Your objective. The copy must match the data below line for line and contain no images.

[Collection entries]
■ ■ ■ ■
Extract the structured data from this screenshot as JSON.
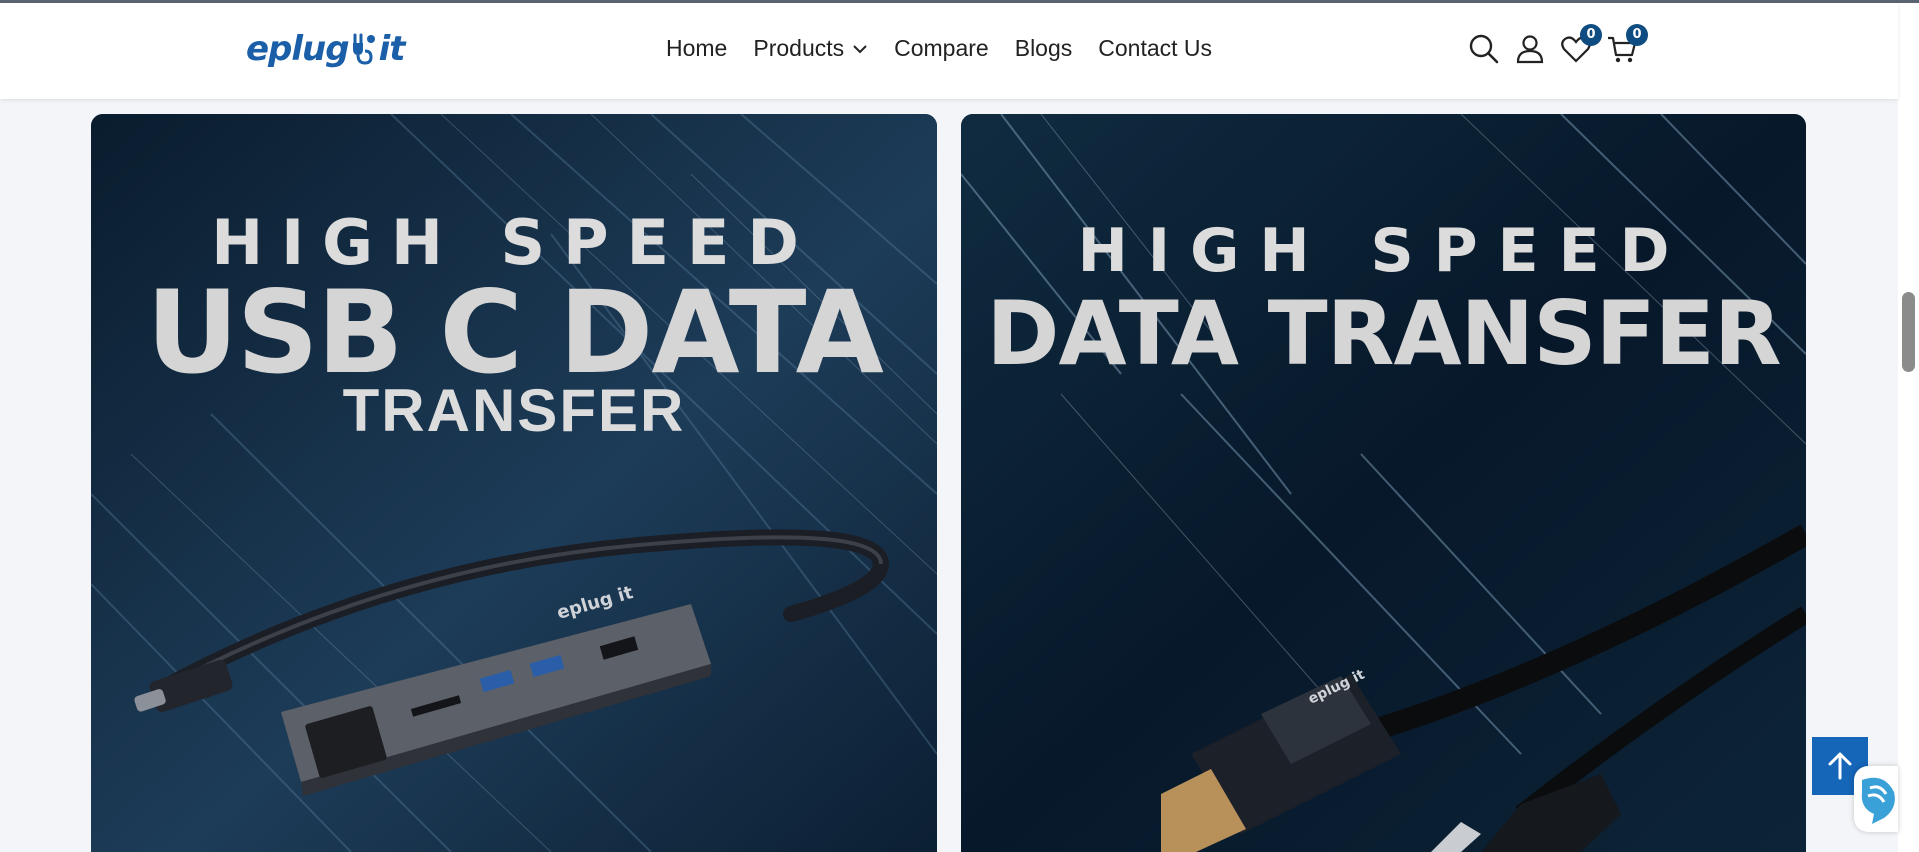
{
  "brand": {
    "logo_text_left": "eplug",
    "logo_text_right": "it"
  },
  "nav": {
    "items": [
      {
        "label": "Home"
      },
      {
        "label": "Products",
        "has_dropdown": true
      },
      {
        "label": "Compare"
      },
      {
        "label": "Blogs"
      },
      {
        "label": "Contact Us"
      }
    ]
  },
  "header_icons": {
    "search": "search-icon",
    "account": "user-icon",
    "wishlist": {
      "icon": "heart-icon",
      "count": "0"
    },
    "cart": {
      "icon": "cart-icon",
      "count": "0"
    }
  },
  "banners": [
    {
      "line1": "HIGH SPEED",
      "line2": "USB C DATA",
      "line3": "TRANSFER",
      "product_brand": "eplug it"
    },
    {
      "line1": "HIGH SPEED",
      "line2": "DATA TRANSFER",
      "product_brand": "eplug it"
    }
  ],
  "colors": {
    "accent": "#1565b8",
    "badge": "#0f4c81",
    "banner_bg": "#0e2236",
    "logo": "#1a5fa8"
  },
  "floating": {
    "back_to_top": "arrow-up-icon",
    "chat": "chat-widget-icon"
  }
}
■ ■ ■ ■
Written solution.
Extract the structured data from this screenshot as JSON.
{
  "brand": {
    "logo_text_left": "eplug",
    "logo_text_right": "it"
  },
  "nav": {
    "items": [
      {
        "label": "Home"
      },
      {
        "label": "Products",
        "has_dropdown": true
      },
      {
        "label": "Compare"
      },
      {
        "label": "Blogs"
      },
      {
        "label": "Contact Us"
      }
    ]
  },
  "header_icons": {
    "search": "search-icon",
    "account": "user-icon",
    "wishlist": {
      "icon": "heart-icon",
      "count": "0"
    },
    "cart": {
      "icon": "cart-icon",
      "count": "0"
    }
  },
  "banners": [
    {
      "line1": "HIGH SPEED",
      "line2": "USB C DATA",
      "line3": "TRANSFER",
      "product_brand": "eplug it"
    },
    {
      "line1": "HIGH SPEED",
      "line2": "DATA TRANSFER",
      "product_brand": "eplug it"
    }
  ],
  "colors": {
    "accent": "#1565b8",
    "badge": "#0f4c81",
    "banner_bg": "#0e2236",
    "logo": "#1a5fa8"
  },
  "floating": {
    "back_to_top": "arrow-up-icon",
    "chat": "chat-widget-icon"
  }
}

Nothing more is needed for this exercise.